If you long for the sort of space-age future once envisioned on the Jetsons, here’s one to watch: a robot-drone combo that could soon make garbage pick-up automatic.
ROAR, which stands for Robot-based Autonomous Refuse handling, is a joint project of the Volvo Group in collaboration with a Swedish waste-recycling company and engineering students at two Swedish universities and Penn State.
“Within Volvo Group we foresee a future with more automation,” says Per-Lage Götvall, Volvo Patent Coordination Manager. “This project provides a way to stretch the imagination and test new concepts to shape transport solutions for tomorrow.” The concept the ROAR team came up with is shown in this video.
S. Shyam Sundar is Distinguished Professor and founding director of the Media Effects Research Laboratory in Penn State’s College of Communications. His research investigates the social and psychological impacts of human interaction with the websites and social media.
More recently, Sundar has turned his attention to the emerging complexities of the human-robotic relationship. He and his graduate students are exploring questions about what people really want from robots, and what they fear the most about them. When it comes to cozying up to robots in our homes and lives, what makes us comfortable? And what gives us the creeps? Tune in and find out. Please email series producer Melissa Beattie-Moss at firstname.lastname@example.org with ideas, comments and questions.
A while ago I wrote a story about self-replicating, autonomous robots that would clean up debris in our immediate portion of the solar system and then propagate out into the galaxy, returning information and perhaps informing us of our first alien encounter via laser-targeted, light-speed communications. A very futuristic concept and a cool story.
In the course of my interview with John D. Mathews, professor of electrical engineering, I asked him if there were any concerns about these robots — which would also, by necessity, learn — suddenly turning against their makers. I was specifically thinking of the replicators on the TV show Stargate.
Mathew’s response was that some form of Isaac Asimov’s “Three Laws of Robotics” would of course direct the robots:
A robot may not injure a human being or, through inaction, allow a human being to come to harm.
A robot must obey orders given it by human beings except where such orders would conflict with the First Law.
A robot must protect its own existence as long as such protection does not conflict with the First or Second Law.
I pressed a little harder, but Mathews thought that potential problems could be worked out. I don’t doubt him. What struck me is that, when it comes to robots that have any greater intellect than an industrial, repetitive, one-armed, pick-and-place machine, we automatically turned to fiction, science fiction, for references to possibilities and potential hazards.

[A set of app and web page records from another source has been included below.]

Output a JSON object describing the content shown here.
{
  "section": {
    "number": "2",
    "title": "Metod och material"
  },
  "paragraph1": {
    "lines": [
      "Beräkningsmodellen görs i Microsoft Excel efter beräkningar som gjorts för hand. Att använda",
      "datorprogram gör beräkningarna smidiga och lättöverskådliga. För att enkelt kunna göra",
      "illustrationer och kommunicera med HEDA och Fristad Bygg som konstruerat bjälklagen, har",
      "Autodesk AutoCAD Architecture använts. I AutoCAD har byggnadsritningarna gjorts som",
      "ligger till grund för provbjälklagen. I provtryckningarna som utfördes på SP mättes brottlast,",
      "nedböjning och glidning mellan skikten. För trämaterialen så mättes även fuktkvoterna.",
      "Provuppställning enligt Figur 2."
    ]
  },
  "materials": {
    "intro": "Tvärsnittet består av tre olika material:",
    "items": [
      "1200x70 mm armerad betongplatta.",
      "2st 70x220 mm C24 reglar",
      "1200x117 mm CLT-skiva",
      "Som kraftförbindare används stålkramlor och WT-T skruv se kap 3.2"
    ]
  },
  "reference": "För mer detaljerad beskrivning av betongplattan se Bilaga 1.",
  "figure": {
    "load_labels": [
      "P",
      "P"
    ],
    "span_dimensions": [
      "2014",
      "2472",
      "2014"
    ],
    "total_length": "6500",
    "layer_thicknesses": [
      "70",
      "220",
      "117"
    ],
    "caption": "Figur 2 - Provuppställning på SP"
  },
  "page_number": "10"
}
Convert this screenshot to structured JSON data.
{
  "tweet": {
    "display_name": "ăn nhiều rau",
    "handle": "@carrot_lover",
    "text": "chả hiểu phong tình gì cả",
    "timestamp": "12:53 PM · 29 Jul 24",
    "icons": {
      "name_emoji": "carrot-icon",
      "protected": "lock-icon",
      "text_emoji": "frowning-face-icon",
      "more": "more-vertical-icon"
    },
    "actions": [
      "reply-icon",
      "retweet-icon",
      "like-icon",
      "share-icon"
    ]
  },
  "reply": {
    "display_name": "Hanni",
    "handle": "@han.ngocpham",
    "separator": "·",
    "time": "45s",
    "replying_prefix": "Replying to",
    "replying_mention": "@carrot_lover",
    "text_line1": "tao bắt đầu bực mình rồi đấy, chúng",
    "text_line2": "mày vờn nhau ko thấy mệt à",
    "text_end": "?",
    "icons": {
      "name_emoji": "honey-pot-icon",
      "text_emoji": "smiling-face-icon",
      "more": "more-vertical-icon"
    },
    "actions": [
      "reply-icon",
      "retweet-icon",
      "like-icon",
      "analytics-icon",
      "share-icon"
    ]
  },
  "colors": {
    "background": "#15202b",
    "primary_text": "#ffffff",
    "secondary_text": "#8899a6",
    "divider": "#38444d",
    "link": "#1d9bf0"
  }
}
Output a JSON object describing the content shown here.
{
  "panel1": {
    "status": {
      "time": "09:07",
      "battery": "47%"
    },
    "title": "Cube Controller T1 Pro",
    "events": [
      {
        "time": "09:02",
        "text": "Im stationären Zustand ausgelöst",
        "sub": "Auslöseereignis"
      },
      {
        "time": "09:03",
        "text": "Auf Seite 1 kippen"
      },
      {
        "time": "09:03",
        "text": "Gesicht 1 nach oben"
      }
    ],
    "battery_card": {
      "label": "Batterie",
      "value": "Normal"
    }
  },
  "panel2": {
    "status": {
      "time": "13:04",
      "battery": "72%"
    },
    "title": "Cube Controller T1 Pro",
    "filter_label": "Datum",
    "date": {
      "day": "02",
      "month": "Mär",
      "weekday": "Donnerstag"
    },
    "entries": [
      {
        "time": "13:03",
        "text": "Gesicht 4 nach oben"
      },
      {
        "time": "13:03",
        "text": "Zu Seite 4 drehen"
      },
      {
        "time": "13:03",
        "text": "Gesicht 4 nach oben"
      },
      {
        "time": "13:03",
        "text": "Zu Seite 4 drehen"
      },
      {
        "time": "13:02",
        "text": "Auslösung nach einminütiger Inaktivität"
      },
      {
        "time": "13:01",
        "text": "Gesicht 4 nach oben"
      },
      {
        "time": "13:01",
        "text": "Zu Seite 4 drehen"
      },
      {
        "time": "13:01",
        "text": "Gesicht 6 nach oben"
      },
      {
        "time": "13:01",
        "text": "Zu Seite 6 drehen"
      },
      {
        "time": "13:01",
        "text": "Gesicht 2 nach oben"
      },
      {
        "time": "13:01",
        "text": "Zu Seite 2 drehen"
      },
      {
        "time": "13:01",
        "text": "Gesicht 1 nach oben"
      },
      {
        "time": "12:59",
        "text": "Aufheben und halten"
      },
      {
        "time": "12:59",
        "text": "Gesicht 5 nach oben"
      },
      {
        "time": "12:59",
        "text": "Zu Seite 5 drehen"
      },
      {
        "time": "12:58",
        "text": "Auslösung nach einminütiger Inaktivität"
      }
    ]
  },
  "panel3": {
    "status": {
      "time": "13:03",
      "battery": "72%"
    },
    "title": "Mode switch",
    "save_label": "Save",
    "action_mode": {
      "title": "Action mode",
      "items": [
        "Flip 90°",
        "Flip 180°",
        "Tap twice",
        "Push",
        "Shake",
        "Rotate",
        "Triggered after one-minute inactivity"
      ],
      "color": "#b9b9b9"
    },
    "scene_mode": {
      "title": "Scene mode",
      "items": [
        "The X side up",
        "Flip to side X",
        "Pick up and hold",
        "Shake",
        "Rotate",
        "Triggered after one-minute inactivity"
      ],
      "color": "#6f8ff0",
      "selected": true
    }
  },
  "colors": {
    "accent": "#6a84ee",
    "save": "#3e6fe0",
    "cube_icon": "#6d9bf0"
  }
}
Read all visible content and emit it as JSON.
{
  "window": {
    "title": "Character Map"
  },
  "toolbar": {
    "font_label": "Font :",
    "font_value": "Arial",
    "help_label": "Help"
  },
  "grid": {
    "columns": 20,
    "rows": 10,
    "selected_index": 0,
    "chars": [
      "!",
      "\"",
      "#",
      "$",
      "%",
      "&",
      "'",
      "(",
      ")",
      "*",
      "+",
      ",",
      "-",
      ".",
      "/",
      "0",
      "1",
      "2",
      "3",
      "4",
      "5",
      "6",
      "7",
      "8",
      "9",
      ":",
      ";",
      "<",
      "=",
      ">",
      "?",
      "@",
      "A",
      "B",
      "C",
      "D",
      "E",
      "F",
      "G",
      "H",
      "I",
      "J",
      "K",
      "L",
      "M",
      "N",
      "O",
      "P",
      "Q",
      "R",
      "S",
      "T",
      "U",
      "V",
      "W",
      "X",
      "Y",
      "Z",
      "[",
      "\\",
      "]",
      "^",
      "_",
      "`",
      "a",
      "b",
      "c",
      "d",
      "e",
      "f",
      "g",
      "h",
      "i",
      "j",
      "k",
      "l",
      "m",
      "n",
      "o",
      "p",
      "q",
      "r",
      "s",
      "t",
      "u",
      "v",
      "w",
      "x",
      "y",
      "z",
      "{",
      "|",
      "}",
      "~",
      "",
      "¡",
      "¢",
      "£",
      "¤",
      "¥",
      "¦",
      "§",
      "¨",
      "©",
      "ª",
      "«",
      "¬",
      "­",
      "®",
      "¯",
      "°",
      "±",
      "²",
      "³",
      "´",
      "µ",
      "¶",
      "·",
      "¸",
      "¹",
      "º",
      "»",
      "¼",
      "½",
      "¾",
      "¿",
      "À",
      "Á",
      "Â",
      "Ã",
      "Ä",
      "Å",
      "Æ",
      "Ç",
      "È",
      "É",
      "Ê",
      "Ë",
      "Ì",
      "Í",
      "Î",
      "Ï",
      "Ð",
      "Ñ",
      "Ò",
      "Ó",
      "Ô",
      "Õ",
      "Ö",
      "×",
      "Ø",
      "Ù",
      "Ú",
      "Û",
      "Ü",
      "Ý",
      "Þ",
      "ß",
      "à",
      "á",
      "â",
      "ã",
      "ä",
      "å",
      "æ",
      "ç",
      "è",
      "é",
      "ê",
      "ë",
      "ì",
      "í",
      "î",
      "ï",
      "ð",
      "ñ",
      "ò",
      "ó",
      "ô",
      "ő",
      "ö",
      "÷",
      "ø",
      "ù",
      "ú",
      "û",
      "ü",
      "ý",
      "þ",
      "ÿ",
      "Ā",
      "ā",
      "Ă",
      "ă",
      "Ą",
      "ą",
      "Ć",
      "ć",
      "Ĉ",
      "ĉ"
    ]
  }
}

Running through my mind was HAL of 2001 A Space Odyssey fame going insane, being shut down and slowly and slower singing “Daisy.” What came to mind were both the Replicators and the Cylons that began as obvious machines and eventually took the form of their makers and tried to kill them. Or the robotic house in Demon Seed trying to replicate itself via forced impregnation of the house’s female inhabitant. And even Project 79 in the God Machine, Martin Caidin, who became sentient and tried to take over the world. I remembered all the stories of robot rage, death and destruction.
Mathews on the other hand pulled out the Three Laws. A way for robots to be beneficial to humanity while protecting themselves and a basis for a great many stories about good robots, or at least no worse than most humans robots.
Perhaps it is a case of the glass half full or half empty. I’m not sure. Today, besides industrial robots, the most contact most of us have with a robotic device is a Roomba and they certainly are not sentient. Surgeons do robotic surgery, but that is usually a misnomer. What they are actually doing is teleoperating very small tools. The military also has robot drones, but as far as I know, they too are teleoperated. None of our robots are sentient, yet.
But, an IBM computer managed to beat two of the best Jeopardy champs last year. And beat them soundly. Certainly the machine could not move on its own, and its process of answering was not actual artificial intelligence, but the possession of an enormous amount of available data and the speed to access it. But it is a first step.
Will we some day explore other stars side-by-side with robotic companions, helpers, equals? Will we be able to trust them any more than we would trust a human crewmember? Would it really be all that different?